MATERIALS PROVIDED:
• • • •
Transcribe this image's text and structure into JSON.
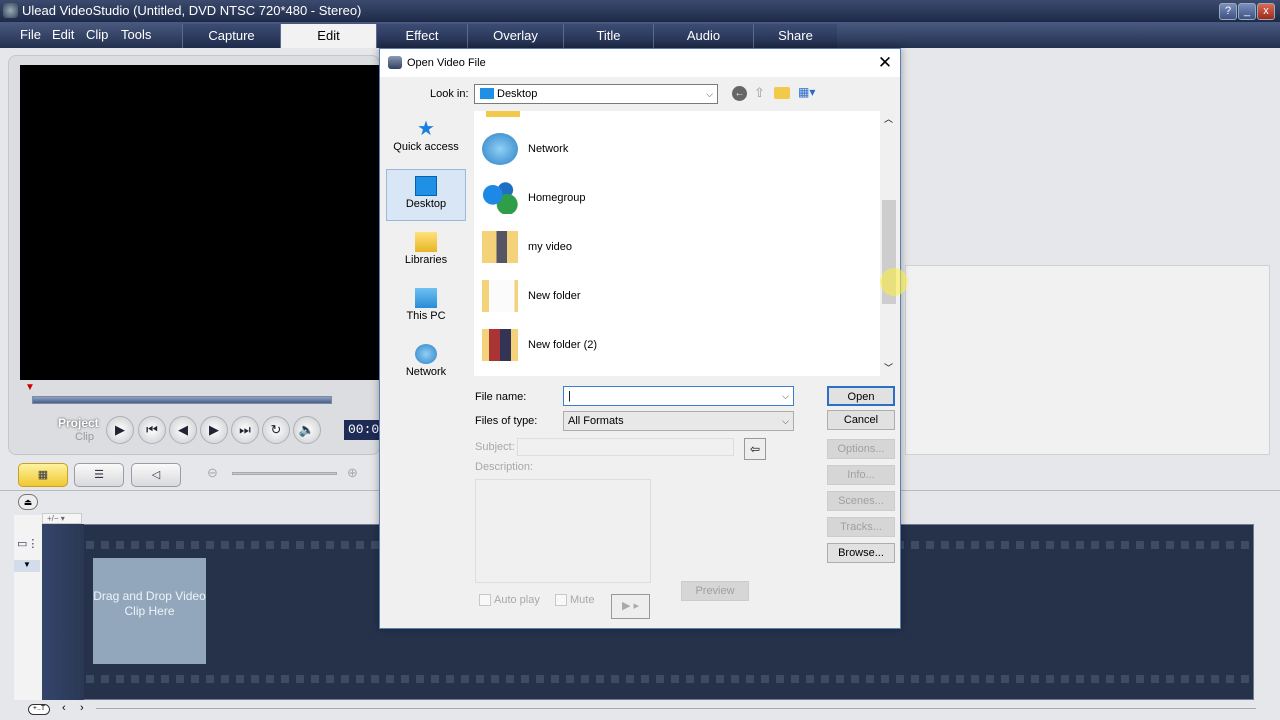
{
  "app": {
    "title": "Ulead VideoStudio (Untitled, DVD NTSC 720*480 - Stereo)",
    "window_buttons": [
      "?",
      "_",
      "x"
    ]
  },
  "menu": [
    "File",
    "Edit",
    "Clip",
    "Tools"
  ],
  "tabs": [
    {
      "label": "Capture"
    },
    {
      "label": "Edit",
      "active": true
    },
    {
      "label": "Effect"
    },
    {
      "label": "Overlay"
    },
    {
      "label": "Title"
    },
    {
      "label": "Audio"
    },
    {
      "label": "Share"
    }
  ],
  "preview": {
    "project_label": "Project",
    "clip_label": "Clip",
    "timecode": "00:0",
    "buttons": [
      "play",
      "home",
      "previous",
      "next",
      "end",
      "repeat",
      "volume"
    ]
  },
  "timeline": {
    "zoom_label": "+/−",
    "dropzone": "Drag and Drop Video Clip Here"
  },
  "dialog": {
    "title": "Open Video File",
    "look_in_label": "Look in:",
    "look_in_value": "Desktop",
    "places": [
      {
        "label": "Quick access",
        "icon": "star-icon"
      },
      {
        "label": "Desktop",
        "icon": "desktop-icon",
        "selected": true
      },
      {
        "label": "Libraries",
        "icon": "libraries-icon"
      },
      {
        "label": "This PC",
        "icon": "computer-icon"
      },
      {
        "label": "Network",
        "icon": "network-icon"
      }
    ],
    "files": [
      {
        "name": "Network",
        "icon": "network-icon"
      },
      {
        "name": "Homegroup",
        "icon": "homegroup-icon"
      },
      {
        "name": "my video",
        "icon": "folder-icon"
      },
      {
        "name": "New folder",
        "icon": "folder-icon"
      },
      {
        "name": "New folder (2)",
        "icon": "folder-icon"
      }
    ],
    "file_name_label": "File name:",
    "file_name_value": "",
    "files_of_type_label": "Files of type:",
    "files_of_type_value": "All Formats",
    "subject_label": "Subject:",
    "description_label": "Description:",
    "autoplay_label": "Auto play",
    "mute_label": "Mute",
    "preview_label": "Preview",
    "buttons": {
      "open": "Open",
      "cancel": "Cancel",
      "options": "Options...",
      "info": "Info...",
      "scenes": "Scenes...",
      "tracks": "Tracks...",
      "browse": "Browse..."
    }
  },
  "colors": {
    "titlebar": "#1e2a48",
    "storyboard": "#26324a",
    "dropzone": "#93a7bc",
    "selection": "#d8e6f5"
  }
}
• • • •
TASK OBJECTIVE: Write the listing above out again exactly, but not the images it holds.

SOLUTION TO THE EXERCISE:
Transcribe this image's text and structure into JSON.
{
  "app": {
    "title": "Ulead VideoStudio (Untitled, DVD NTSC 720*480 - Stereo)",
    "window_buttons": [
      "?",
      "_",
      "x"
    ]
  },
  "menu": [
    "File",
    "Edit",
    "Clip",
    "Tools"
  ],
  "tabs": [
    {
      "label": "Capture"
    },
    {
      "label": "Edit",
      "active": true
    },
    {
      "label": "Effect"
    },
    {
      "label": "Overlay"
    },
    {
      "label": "Title"
    },
    {
      "label": "Audio"
    },
    {
      "label": "Share"
    }
  ],
  "preview": {
    "project_label": "Project",
    "clip_label": "Clip",
    "timecode": "00:0",
    "buttons": [
      "play",
      "home",
      "previous",
      "next",
      "end",
      "repeat",
      "volume"
    ]
  },
  "timeline": {
    "zoom_label": "+/−",
    "dropzone": "Drag and Drop Video Clip Here"
  },
  "dialog": {
    "title": "Open Video File",
    "look_in_label": "Look in:",
    "look_in_value": "Desktop",
    "places": [
      {
        "label": "Quick access",
        "icon": "star-icon"
      },
      {
        "label": "Desktop",
        "icon": "desktop-icon",
        "selected": true
      },
      {
        "label": "Libraries",
        "icon": "libraries-icon"
      },
      {
        "label": "This PC",
        "icon": "computer-icon"
      },
      {
        "label": "Network",
        "icon": "network-icon"
      }
    ],
    "files": [
      {
        "name": "Network",
        "icon": "network-icon"
      },
      {
        "name": "Homegroup",
        "icon": "homegroup-icon"
      },
      {
        "name": "my video",
        "icon": "folder-icon"
      },
      {
        "name": "New folder",
        "icon": "folder-icon"
      },
      {
        "name": "New folder (2)",
        "icon": "folder-icon"
      }
    ],
    "file_name_label": "File name:",
    "file_name_value": "",
    "files_of_type_label": "Files of type:",
    "files_of_type_value": "All Formats",
    "subject_label": "Subject:",
    "description_label": "Description:",
    "autoplay_label": "Auto play",
    "mute_label": "Mute",
    "preview_label": "Preview",
    "buttons": {
      "open": "Open",
      "cancel": "Cancel",
      "options": "Options...",
      "info": "Info...",
      "scenes": "Scenes...",
      "tracks": "Tracks...",
      "browse": "Browse..."
    }
  },
  "colors": {
    "titlebar": "#1e2a48",
    "storyboard": "#26324a",
    "dropzone": "#93a7bc",
    "selection": "#d8e6f5"
  }
}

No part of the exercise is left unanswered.